AVALON, Fla. — A new report out of Florida argues medical marijuana can contribute mightily to ending the U.S. opioid crisis. Researchers believe medicinal cannabis can serve as a viable pain management alternative to opioids. After surveying thousands of people, study authors report patients using medical marijuana were in less pain and functioned better both physically and socially.
Additionally, and perhaps most importantly, the study also notes the majority of those who took oxycodone, codeine, or another opioid for pain were able to stop or reduce their opioid use by switching to medical cannabis.
Overall, scientists from Emerald Coast Research, a contract research organization based out of Florida, and Florida State University College of Medicine say their findings indicate medical cannabis can potentially reduce opioid use in certain individuals under proper medical supervision. While more research is necessary, medical cannabis may be a powerful asset in the fight against the opioid epidemic.
Opioid addiction is only getting worse worldwide
The ongoing drug crisis has been a national problem for over a decade, but COVID-19 only made matters worse. In 2020, preventable opioid-related deaths increased by over 40 percent. Bigger picture, drug overdose deaths tied to opioids (including non-prescription drugs such as heroin) have increased more than eight-fold since 1999. Officials have connected over 550,000 U.S. deaths to opioids during that time (1999-2020).
Opioids are certainly good at suppressing pain, but that effect is highly addictive. While the U.S. may be the “epicenter” of the opioid crisis, it’s hardly exclusive to North America. Opioids are a worsening public health issue in numerous countries including Sweden, Australia, and the United Kingdom.
Meanwhile, medical cannabis is now legal in most U.S. states and domestic patients are increasingly experimenting with cannabis in place of opioids to control pain. To research this topic further, study authors conducted a detailed survey of medical cannabis users shortly after its medical use was legalized in their home state.
A total of 2,183 participants took part in the survey. Each person was dealing with a variety of conditions such as anxiety disorders, depression, insomnia, post-traumatic stress disorder (PTSD), and chronic pain. Most were using medical cannabis on a daily basis.
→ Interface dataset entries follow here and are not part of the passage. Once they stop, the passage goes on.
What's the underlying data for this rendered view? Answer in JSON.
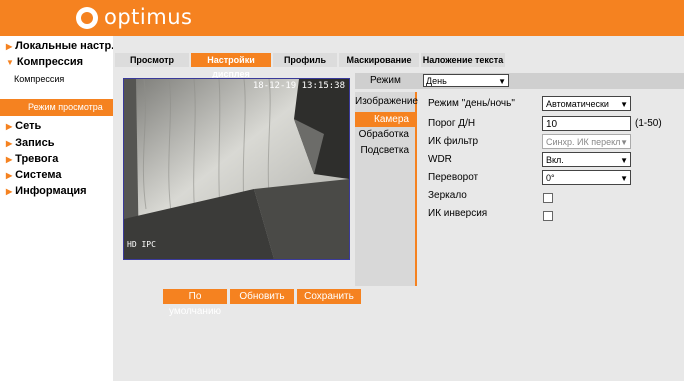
{
  "brand": {
    "name": "optimus",
    "color": "#f58220"
  },
  "sidebar": {
    "items": [
      {
        "label": "Локальные настр.",
        "expanded": false
      },
      {
        "label": "Компрессия",
        "expanded": true,
        "children": [
          "Компрессия",
          "Режим просмотра"
        ],
        "active_child": "Режим просмотра"
      },
      {
        "label": "Сеть",
        "expanded": false
      },
      {
        "label": "Запись",
        "expanded": false
      },
      {
        "label": "Тревога",
        "expanded": false
      },
      {
        "label": "Система",
        "expanded": false
      },
      {
        "label": "Информация",
        "expanded": false
      }
    ]
  },
  "tabs": [
    {
      "label": "Просмотр",
      "active": false
    },
    {
      "label": "Настройки дисплея",
      "active": true
    },
    {
      "label": "Профиль",
      "active": false
    },
    {
      "label": "Маскирование",
      "active": false
    },
    {
      "label": "Наложение текста",
      "active": false
    }
  ],
  "video": {
    "timestamp": "18-12-19 13:15:38",
    "osd": "HD IPC"
  },
  "mode": {
    "label": "Режим",
    "value": "День"
  },
  "subtabs": [
    {
      "label": "Изображение",
      "active": false
    },
    {
      "label": "Камера",
      "active": true
    },
    {
      "label": "Обработка",
      "active": false
    },
    {
      "label": "Подсветка",
      "active": false
    }
  ],
  "fields": {
    "daynight": {
      "label": "Режим \"день/ночь\"",
      "value": "Автоматически"
    },
    "threshold": {
      "label": "Порог Д/Н",
      "value": "10",
      "hint": "(1-50)"
    },
    "ircut": {
      "label": "ИК фильтр",
      "value": "Синхр. ИК перекл"
    },
    "wdr": {
      "label": "WDR",
      "value": "Вкл."
    },
    "flip": {
      "label": "Переворот",
      "value": "0°"
    },
    "mirror": {
      "label": "Зеркало",
      "checked": false
    },
    "irinvert": {
      "label": "ИК инверсия",
      "checked": false
    }
  },
  "buttons": {
    "default": "По умолчанию",
    "refresh": "Обновить",
    "save": "Сохранить"
  }
}
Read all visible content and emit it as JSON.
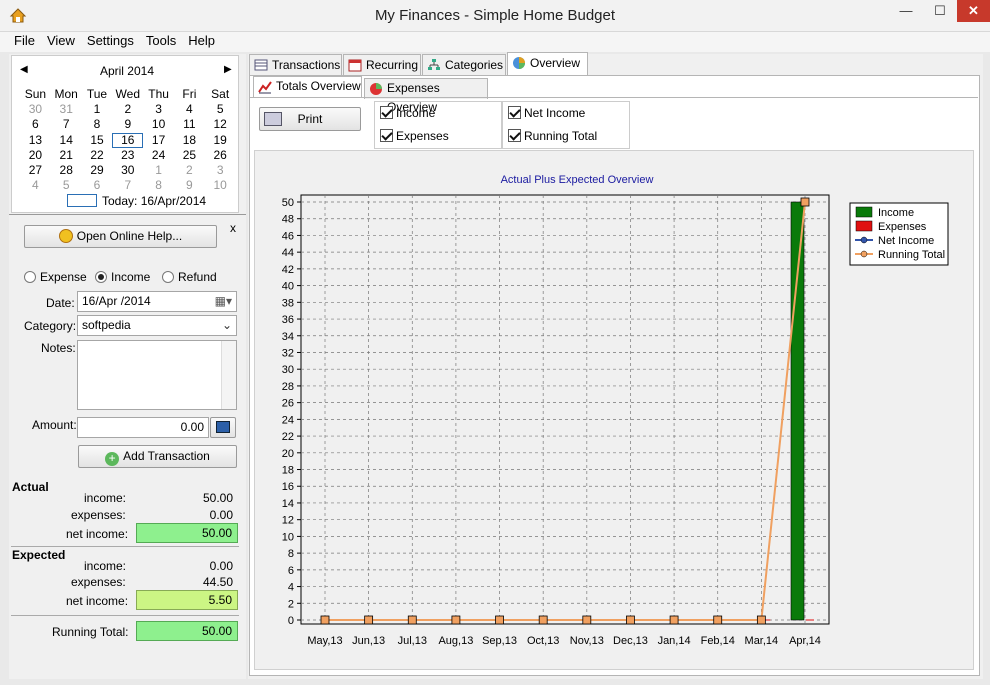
{
  "window": {
    "title": "My Finances - Simple Home Budget",
    "min": "—",
    "max": "☐",
    "close": "✕"
  },
  "menu": [
    "File",
    "View",
    "Settings",
    "Tools",
    "Help"
  ],
  "calendar": {
    "month": "April 2014",
    "days": [
      "Sun",
      "Mon",
      "Tue",
      "Wed",
      "Thu",
      "Fri",
      "Sat"
    ],
    "weeks": [
      [
        "30",
        "31",
        "1",
        "2",
        "3",
        "4",
        "5"
      ],
      [
        "6",
        "7",
        "8",
        "9",
        "10",
        "11",
        "12"
      ],
      [
        "13",
        "14",
        "15",
        "16",
        "17",
        "18",
        "19"
      ],
      [
        "20",
        "21",
        "22",
        "23",
        "24",
        "25",
        "26"
      ],
      [
        "27",
        "28",
        "29",
        "30",
        "1",
        "2",
        "3"
      ],
      [
        "4",
        "5",
        "6",
        "7",
        "8",
        "9",
        "10"
      ]
    ],
    "today": "Today: 16/Apr/2014"
  },
  "help": {
    "button": "Open Online Help...",
    "close": "x"
  },
  "form": {
    "type_options": [
      "Expense",
      "Income",
      "Refund"
    ],
    "selected_type": "Income",
    "date_label": "Date:",
    "date_value": "16/Apr /2014",
    "category_label": "Category:",
    "category_value": "softpedia",
    "notes_label": "Notes:",
    "notes_value": "",
    "amount_label": "Amount:",
    "amount_value": "0.00",
    "add_button": "Add Transaction"
  },
  "summary": {
    "actual_heading": "Actual",
    "expected_heading": "Expected",
    "income_label": "income:",
    "expenses_label": "expenses:",
    "net_label": "net income:",
    "actual": {
      "income": "50.00",
      "expenses": "0.00",
      "net": "50.00"
    },
    "expected": {
      "income": "0.00",
      "expenses": "44.50",
      "net": "5.50"
    },
    "running_label": "Running Total:",
    "running_value": "50.00"
  },
  "tabs": [
    "Transactions",
    "Recurring",
    "Categories",
    "Overview"
  ],
  "active_tab": "Overview",
  "subtabs": [
    "Totals Overview",
    "Expenses Overview"
  ],
  "print_button": "Print",
  "checkboxes": [
    {
      "label": "Income",
      "checked": true
    },
    {
      "label": "Expenses",
      "checked": true
    },
    {
      "label": "Net Income",
      "checked": true
    },
    {
      "label": "Running Total",
      "checked": true
    }
  ],
  "colors": {
    "income": "#0a7a0a",
    "expenses": "#e01010",
    "net": "#3355aa",
    "running": "#f0a060",
    "title": "#1a1aa0"
  },
  "chart_data": {
    "type": "bar",
    "title": "Actual Plus Expected Overview",
    "categories": [
      "May,13",
      "Jun,13",
      "Jul,13",
      "Aug,13",
      "Sep,13",
      "Oct,13",
      "Nov,13",
      "Dec,13",
      "Jan,14",
      "Feb,14",
      "Mar,14",
      "Apr,14"
    ],
    "ylim": [
      0,
      50
    ],
    "yticks": [
      0,
      2,
      4,
      6,
      8,
      10,
      12,
      14,
      16,
      18,
      20,
      22,
      24,
      26,
      28,
      30,
      32,
      34,
      36,
      38,
      40,
      42,
      44,
      46,
      48,
      50
    ],
    "grid": true,
    "legend_position": "right",
    "series": [
      {
        "name": "Income",
        "type": "bar",
        "values": [
          0,
          0,
          0,
          0,
          0,
          0,
          0,
          0,
          0,
          0,
          0,
          50
        ]
      },
      {
        "name": "Expenses",
        "type": "bar",
        "values": [
          0,
          0,
          0,
          0,
          0,
          0,
          0,
          0,
          0,
          0,
          0,
          0
        ]
      },
      {
        "name": "Net Income",
        "type": "line",
        "values": [
          0,
          0,
          0,
          0,
          0,
          0,
          0,
          0,
          0,
          0,
          0,
          50
        ]
      },
      {
        "name": "Running Total",
        "type": "line",
        "values": [
          0,
          0,
          0,
          0,
          0,
          0,
          0,
          0,
          0,
          0,
          0,
          50
        ]
      }
    ]
  }
}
9 in 10 had a positive experience with medical marijuana
Survey responses revealed most patients (90.6%) found medical cannabis to be very or extremely helpful in treating their medical condition. A similar percentage (88.7%) said it was very or extremely important to their quality of life. Additionally, pain levels improved among 85.9 percent of the participants, while 84 percent said their health issues weren’t interfering with their normal social activities as much as before. More than half added that physical activities, like housework or running, became easier to handle than they had been previously.
Notably, 68.7 percent noted dealing with at least one side-effect, the most common being drowsiness, increased appetite, or dry mouth. Over half (61%) had been taking opioids before receiving a prescription for medical cannabis, with most of these individuals (70.5%) taking them for at least two years.
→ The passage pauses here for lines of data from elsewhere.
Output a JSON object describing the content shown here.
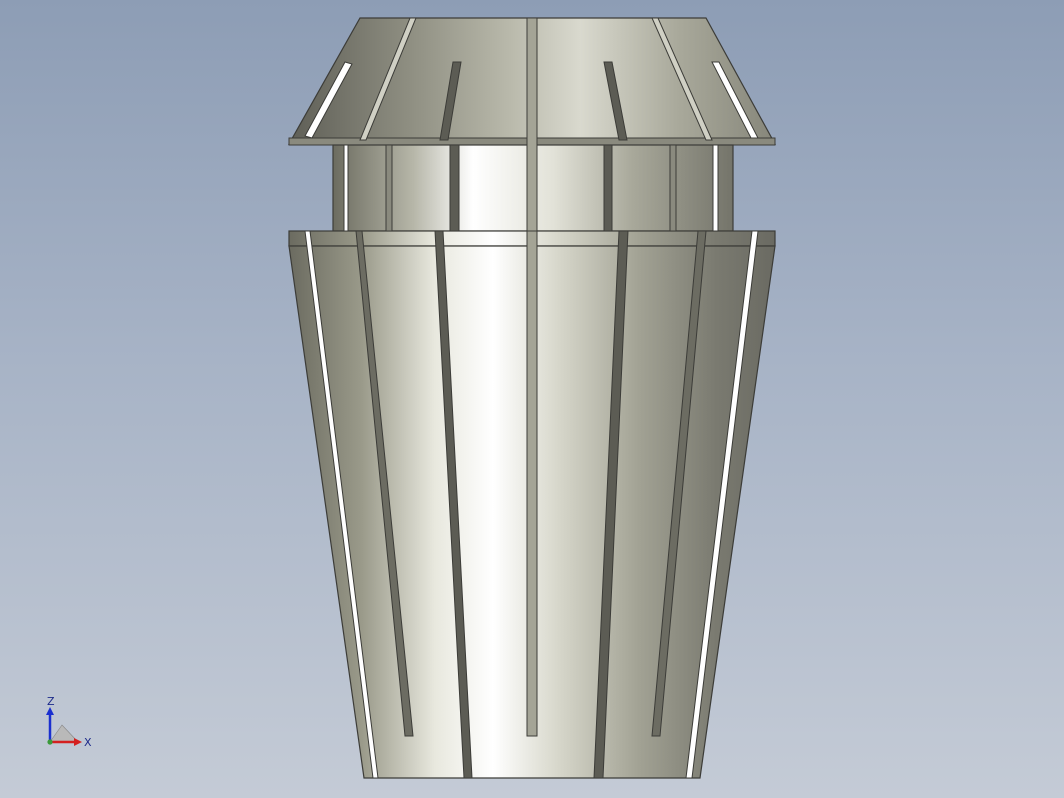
{
  "viewport": {
    "model": "collet"
  },
  "triad": {
    "z_label": "Z",
    "x_label": "X",
    "z_color": "#1a2fd0",
    "x_color": "#d42020",
    "y_color": "#3a9a3a",
    "icon": "coordinate-triad-icon"
  },
  "colors": {
    "background_top": "#8d9db5",
    "background_bottom": "#c4cbd6",
    "metal_dark": "#6c6c62",
    "metal_light": "#ffffff",
    "outline": "#3c3c38"
  }
}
Four in five (79%) of those who had been taking opioids were able to successfully stop the habit or at least reduce their use. The number of people taking hydrocodone with acetaminophen (paracetamol) and oxycodone with acetaminophen — the two most commonly used opioids in the study — declined five-fold. More than one in 10 (11.47%) reported improved functioning in daily life.
“A large number of people feel the need to take opioid pain medication,” says researcher Carolyn Pritchett, a neuroscientist and biological psychologist, in a media release. “If there’s the option to instead use a medicine with less harmful side-effects, including a lower risk of overdose and death, then it should perhaps be considered. But more research, including studies that follow patients over time, is needed before substituting opioid painkillers for medical cannabis becomes commonplace.”
“Like any other medicine with side-effects, patients should be regularly monitored and assessed for adverse events, abuse disorder and other issues,” Dr. Pritchett concludes.
The report notes that two study authors have financial or business links to a medical cannabis company. One limitation to the study was the use of self-selected participants. The patients also completed surveys after-the-fact and may have been subject to recall bias.
The study is published in the journal Substance Use and Misuse.